This book highlights important but insufficiently documented dimensions of the experience of English-speaking Caribbean immigrants in the United States. It focuses on successes and challenges of what might be perceived as "living in two worlds." The central theme, post-migration transnational connections, is informed by new research on the topic. The thrust of the book is on trends, practices, and policies pertaining to transnational issues, and it uses both academic and applied approaches in its research. Having examined contemporary adjustment concerns of Caribbean immigrants, the authors present research findings, critical analyses, and suggest possible solutions to social and psychological problems immigrants confront as their life space is influenced by both places of origin and destination. This book fills a void in the literature pertaining to the emerging transnational experiences of Anglophone Caribbean immigrants that has not been fully explored.
Publisher: University Press of America
Number of pages: 226
Weight: 476 g
Dimensions: 234 x 157 x 22 mm

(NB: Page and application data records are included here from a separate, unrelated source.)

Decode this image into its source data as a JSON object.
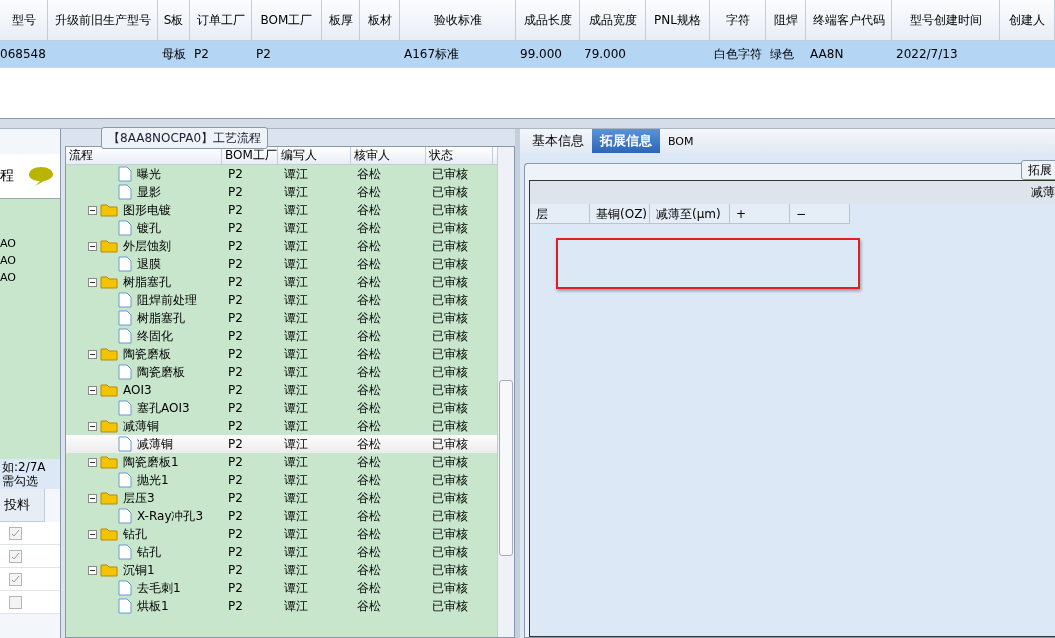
{
  "main_table": {
    "columns": [
      "型号",
      "升级前旧生产型号",
      "S板",
      "订单工厂",
      "BOM工厂",
      "板厚",
      "板材",
      "验收标准",
      "成品长度",
      "成品宽度",
      "PNL规格",
      "字符",
      "阻焊",
      "终端客户代码",
      "型号创建时间",
      "创建人"
    ],
    "rows": [
      {
        "selected": true,
        "cells": [
          "068548",
          "",
          "母板",
          "P2",
          "P2",
          "",
          "",
          "A167标准",
          "99.000",
          "79.000",
          "",
          "白色字符",
          "绿色",
          "AA8N",
          "2022/7/13",
          ""
        ]
      }
    ]
  },
  "left_panel": {
    "title": "程",
    "items": [
      "AO",
      "AO",
      "AO"
    ],
    "hint_lines": [
      "如:2/7A",
      "需勾选"
    ],
    "column": "投料",
    "checks": [
      {
        "checked": true
      },
      {
        "checked": true
      },
      {
        "checked": true
      },
      {
        "checked": false
      }
    ]
  },
  "process_tree": {
    "title": "【8AA8NOCPA0】工艺流程",
    "columns": [
      "流程",
      "BOM工厂",
      "编写人",
      "核审人",
      "状态"
    ],
    "leading": [
      {
        "label": "曝光",
        "bom": "P2",
        "writer": "谭江",
        "reviewer": "谷松",
        "status": "已审核",
        "selected": false
      },
      {
        "label": "显影",
        "bom": "P2",
        "writer": "谭江",
        "reviewer": "谷松",
        "status": "已审核",
        "selected": false
      }
    ],
    "nodes": [
      {
        "label": "图形电镀",
        "bom": "P2",
        "writer": "谭江",
        "reviewer": "谷松",
        "status": "已审核",
        "selected": false,
        "expanded": true,
        "children": [
          {
            "label": "镀孔",
            "bom": "P2",
            "writer": "谭江",
            "reviewer": "谷松",
            "status": "已审核",
            "selected": false
          }
        ]
      },
      {
        "label": "外层蚀刻",
        "bom": "P2",
        "writer": "谭江",
        "reviewer": "谷松",
        "status": "已审核",
        "selected": false,
        "expanded": true,
        "children": [
          {
            "label": "退膜",
            "bom": "P2",
            "writer": "谭江",
            "reviewer": "谷松",
            "status": "已审核",
            "selected": false
          }
        ]
      },
      {
        "label": "树脂塞孔",
        "bom": "P2",
        "writer": "谭江",
        "reviewer": "谷松",
        "status": "已审核",
        "selected": false,
        "expanded": true,
        "children": [
          {
            "label": "阻焊前处理",
            "bom": "P2",
            "writer": "谭江",
            "reviewer": "谷松",
            "status": "已审核",
            "selected": false
          },
          {
            "label": "树脂塞孔",
            "bom": "P2",
            "writer": "谭江",
            "reviewer": "谷松",
            "status": "已审核",
            "selected": false
          },
          {
            "label": "终固化",
            "bom": "P2",
            "writer": "谭江",
            "reviewer": "谷松",
            "status": "已审核",
            "selected": false
          }
        ]
      },
      {
        "label": "陶瓷磨板",
        "bom": "P2",
        "writer": "谭江",
        "reviewer": "谷松",
        "status": "已审核",
        "selected": false,
        "expanded": true,
        "children": [
          {
            "label": "陶瓷磨板",
            "bom": "P2",
            "writer": "谭江",
            "reviewer": "谷松",
            "status": "已审核",
            "selected": false
          }
        ]
      },
      {
        "label": "AOI3",
        "bom": "P2",
        "writer": "谭江",
        "reviewer": "谷松",
        "status": "已审核",
        "selected": false,
        "expanded": true,
        "children": [
          {
            "label": "塞孔AOI3",
            "bom": "P2",
            "writer": "谭江",
            "reviewer": "谷松",
            "status": "已审核",
            "selected": false
          }
        ]
      },
      {
        "label": "减薄铜",
        "bom": "P2",
        "writer": "谭江",
        "reviewer": "谷松",
        "status": "已审核",
        "selected": false,
        "expanded": true,
        "children": [
          {
            "label": "减薄铜",
            "bom": "P2",
            "writer": "谭江",
            "reviewer": "谷松",
            "status": "已审核",
            "selected": true
          }
        ]
      },
      {
        "label": "陶瓷磨板1",
        "bom": "P2",
        "writer": "谭江",
        "reviewer": "谷松",
        "status": "已审核",
        "selected": false,
        "expanded": true,
        "children": [
          {
            "label": "抛光1",
            "bom": "P2",
            "writer": "谭江",
            "reviewer": "谷松",
            "status": "已审核",
            "selected": false
          }
        ]
      },
      {
        "label": "层压3",
        "bom": "P2",
        "writer": "谭江",
        "reviewer": "谷松",
        "status": "已审核",
        "selected": false,
        "expanded": true,
        "children": [
          {
            "label": "X-Ray冲孔3",
            "bom": "P2",
            "writer": "谭江",
            "reviewer": "谷松",
            "status": "已审核",
            "selected": false
          }
        ]
      },
      {
        "label": "钻孔",
        "bom": "P2",
        "writer": "谭江",
        "reviewer": "谷松",
        "status": "已审核",
        "selected": false,
        "expanded": true,
        "children": [
          {
            "label": "钻孔",
            "bom": "P2",
            "writer": "谭江",
            "reviewer": "谷松",
            "status": "已审核",
            "selected": false
          }
        ]
      },
      {
        "label": "沉铜1",
        "bom": "P2",
        "writer": "谭江",
        "reviewer": "谷松",
        "status": "已审核",
        "selected": false,
        "expanded": true,
        "children": [
          {
            "label": "去毛刺1",
            "bom": "P2",
            "writer": "谭江",
            "reviewer": "谷松",
            "status": "已审核",
            "selected": false
          },
          {
            "label": "烘板1",
            "bom": "P2",
            "writer": "谭江",
            "reviewer": "谷松",
            "status": "已审核",
            "selected": false
          }
        ]
      }
    ]
  },
  "detail_panel": {
    "tabs": [
      {
        "label": "基本信息",
        "selected": false
      },
      {
        "label": "拓展信息",
        "selected": true
      },
      {
        "label": "BOM",
        "selected": false
      }
    ],
    "group_button": "拓展",
    "grid": {
      "title": "减薄",
      "columns": [
        "层",
        "基铜(OZ)",
        "减薄至(μm)",
        "+",
        "−"
      ]
    }
  }
}
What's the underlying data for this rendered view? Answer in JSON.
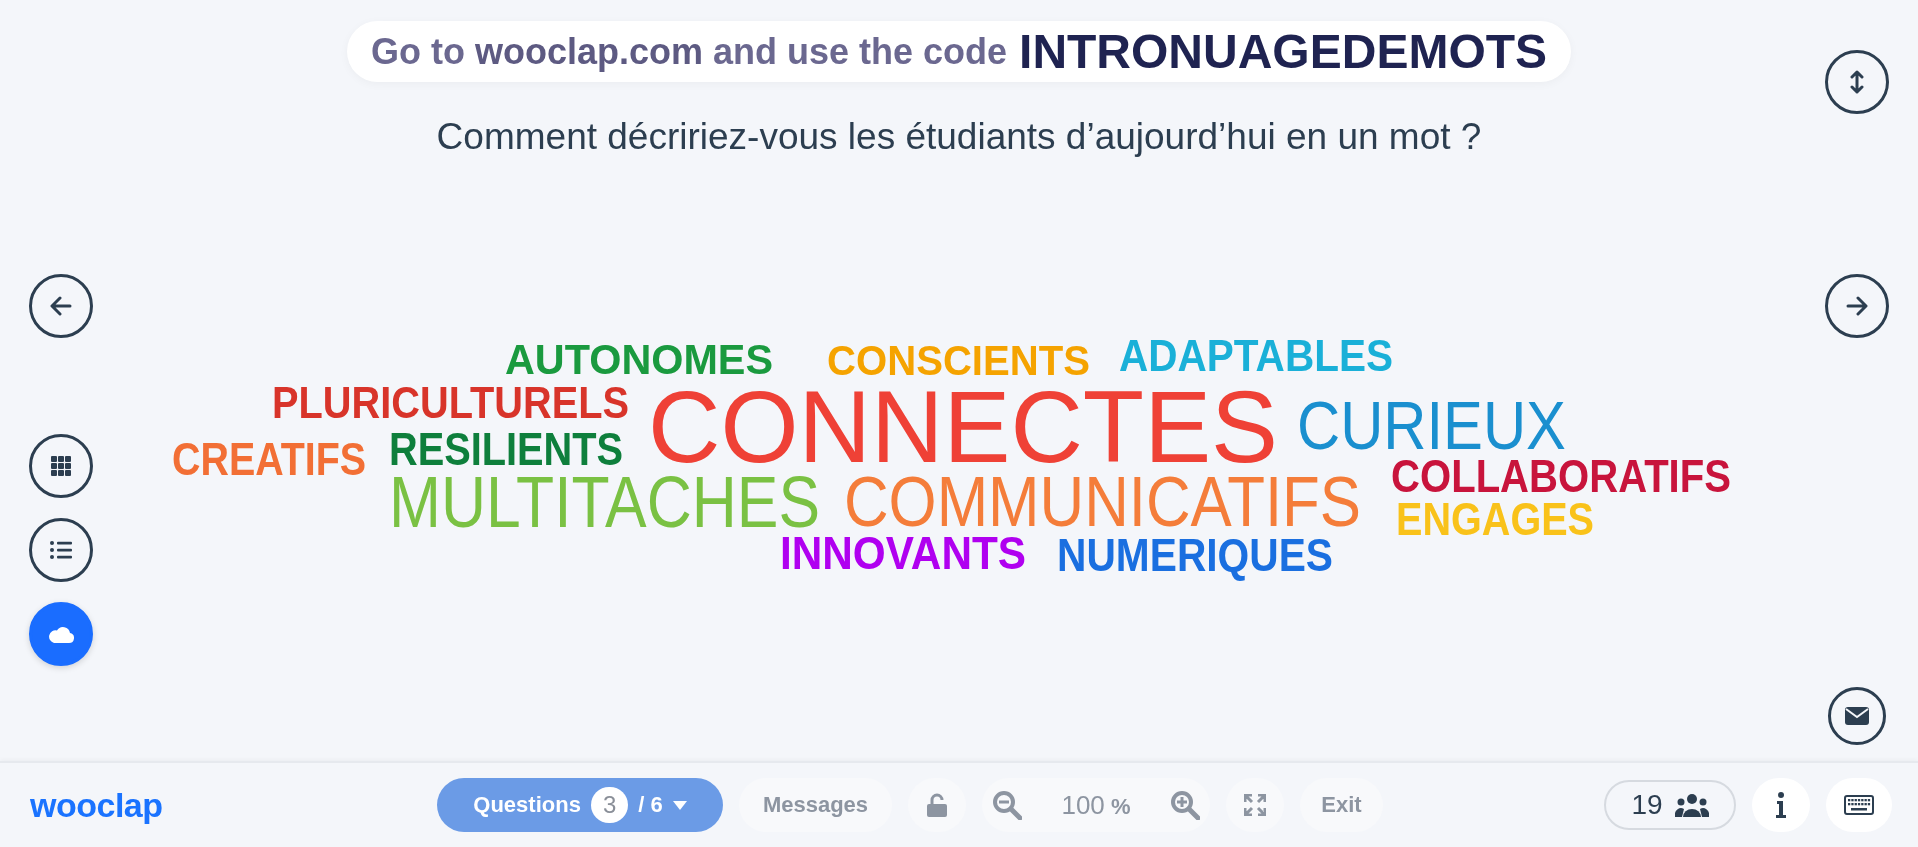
{
  "banner": {
    "text": "Go to **wooclap.com** and use the code",
    "code": "INTRONUAGEDEMOTS"
  },
  "question": "Comment décririez-vous les étudiants d’aujourd’hui en un mot ?",
  "view_buttons": [
    {
      "kind": "grid",
      "selected": false
    },
    {
      "kind": "list",
      "selected": false
    },
    {
      "kind": "cloud",
      "selected": true
    }
  ],
  "word_cloud": [
    {
      "text": "AUTONOMES",
      "color": "#1a9a3f"
    },
    {
      "text": "CONSCIENTS",
      "color": "#f5a300"
    },
    {
      "text": "ADAPTABLES",
      "color": "#1ab0d8"
    },
    {
      "text": "PLURICULTURELS",
      "color": "#d8342a"
    },
    {
      "text": "CONNECTES",
      "color": "#ef4136"
    },
    {
      "text": "CURIEUX",
      "color": "#1a8fcf"
    },
    {
      "text": "CREATIFS",
      "color": "#f26f35"
    },
    {
      "text": "RESILIENTS",
      "color": "#0e7f3c"
    },
    {
      "text": "COLLABORATIFS",
      "color": "#c8143c"
    },
    {
      "text": "MULTITACHES",
      "color": "#7ac143"
    },
    {
      "text": "COMMUNICATIFS",
      "color": "#f47d3a"
    },
    {
      "text": "ENGAGES",
      "color": "#f9c21a"
    },
    {
      "text": "INNOVANTS",
      "color": "#b000f0"
    },
    {
      "text": "NUMERIQUES",
      "color": "#1a6fe0"
    }
  ],
  "footer": {
    "logo": "wooclap",
    "questions": {
      "label": "Questions",
      "current": "3",
      "total": "/ 6",
      "disabled": true
    },
    "messages": {
      "label": "Messages",
      "disabled": true
    },
    "lock": {
      "disabled": true
    },
    "zoom": {
      "value": "100",
      "unit": "%",
      "disabled": true
    },
    "fullscreen": {
      "disabled": true
    },
    "exit": {
      "label": "Exit",
      "disabled": true
    },
    "participants": "19"
  }
}
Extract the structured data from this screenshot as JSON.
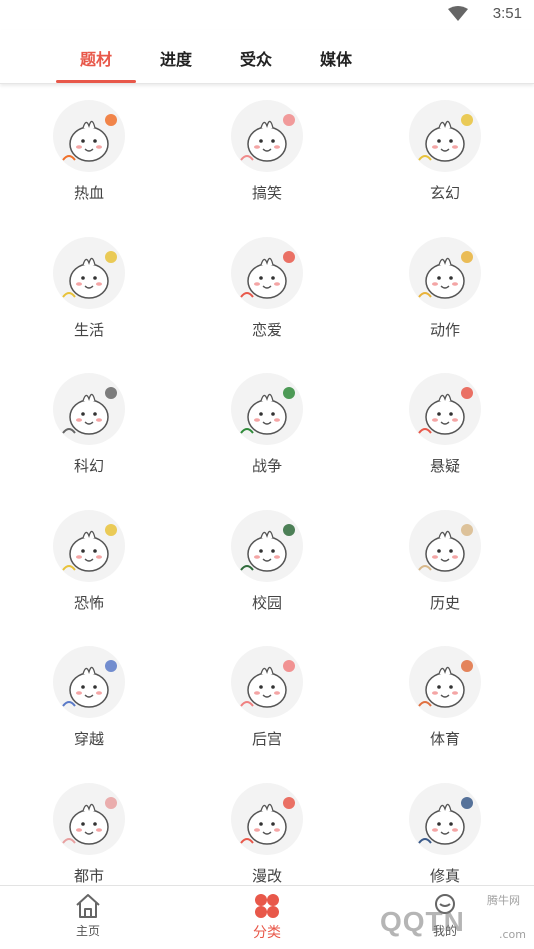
{
  "status_bar": {
    "time": "3:51"
  },
  "tabs": [
    {
      "label": "题材",
      "active": true
    },
    {
      "label": "进度",
      "active": false
    },
    {
      "label": "受众",
      "active": false
    },
    {
      "label": "媒体",
      "active": false
    }
  ],
  "categories": [
    {
      "label": "热血",
      "icon": "fire-mascot-icon",
      "accent": "#f0702a"
    },
    {
      "label": "搞笑",
      "icon": "laughing-mascot-icon",
      "accent": "#f08a8a"
    },
    {
      "label": "玄幻",
      "icon": "fantasy-mascot-icon",
      "accent": "#e8c23a"
    },
    {
      "label": "生活",
      "icon": "life-mascot-icon",
      "accent": "#e8c23a"
    },
    {
      "label": "恋爱",
      "icon": "love-mascot-icon",
      "accent": "#e8584a"
    },
    {
      "label": "动作",
      "icon": "action-mascot-icon",
      "accent": "#e8b23a"
    },
    {
      "label": "科幻",
      "icon": "ufo-mascot-icon",
      "accent": "#666666"
    },
    {
      "label": "战争",
      "icon": "war-mascot-icon",
      "accent": "#2f8a3a"
    },
    {
      "label": "悬疑",
      "icon": "mystery-mascot-icon",
      "accent": "#e8584a"
    },
    {
      "label": "恐怖",
      "icon": "horror-mascot-icon",
      "accent": "#e8c23a"
    },
    {
      "label": "校园",
      "icon": "school-mascot-icon",
      "accent": "#2e6a3a"
    },
    {
      "label": "历史",
      "icon": "history-mascot-icon",
      "accent": "#d8b88a"
    },
    {
      "label": "穿越",
      "icon": "time-travel-mascot-icon",
      "accent": "#5a7ac8"
    },
    {
      "label": "后宫",
      "icon": "palace-mascot-icon",
      "accent": "#f08080"
    },
    {
      "label": "体育",
      "icon": "basketball-mascot-icon",
      "accent": "#e07040"
    },
    {
      "label": "都市",
      "icon": "city-mascot-icon",
      "accent": "#e8a0a0"
    },
    {
      "label": "漫改",
      "icon": "comic-mascot-icon",
      "accent": "#e8584a"
    },
    {
      "label": "修真",
      "icon": "cultivation-mascot-icon",
      "accent": "#3a5a8a"
    }
  ],
  "bottom_nav": [
    {
      "label": "主页",
      "icon": "home-icon",
      "active": false
    },
    {
      "label": "分类",
      "icon": "category-icon",
      "active": true
    },
    {
      "label": "我的",
      "icon": "profile-icon",
      "active": false
    }
  ],
  "watermark": {
    "text": "QQTN",
    "small": "腾牛网",
    "domain": ".com"
  },
  "colors": {
    "accent": "#e8584a",
    "avatar_bg": "#f3f3f3"
  }
}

Lear Matthews' book is a welcome addition to the literature on transnationalism and the immigrant experience. The central themes of transnational connections and identity unite explorations of change, adaptation and continuity in the experience of immigrants from the English-speaking Caribbean. A must read for scholars and practitioners with an interest in the Caribbean, the volume offers new insights to all in the field of migration studies.
-Lynne M. Healy, PhD, Board of Trustees Distinguished Professor, University of Connecticut School of Social Work -- Lynne M. Healy, PhD, Board of Trustees Distinguished Professor, University of Connecticut School of Social Work
Dr. Matthews and his contributors must be complimented for a book that speaks authoritatively to the numerous issues arising from the transnational nature of the current migratory trajectory. I would contend, is that it draws heavily, not only on scholars as theoreticians, but also on practitioners who must often deal with the proposed solutions. The book is a tightly focused collection of articles - insightful, readable and very coherent. I recommend it strongly as another strong addition to this growing emergent field of migration studies.
-Aubrey W. Bonnett, coeditor of Emerging Perspectives on the Black Diaspora, and Continuing Perspectives on the Black Diaspora -- Aubrey W. Bonnett, coeditor of Emerging Perspectives on the Black Diaspora, and Continuing Perspectives on the Black Diaspora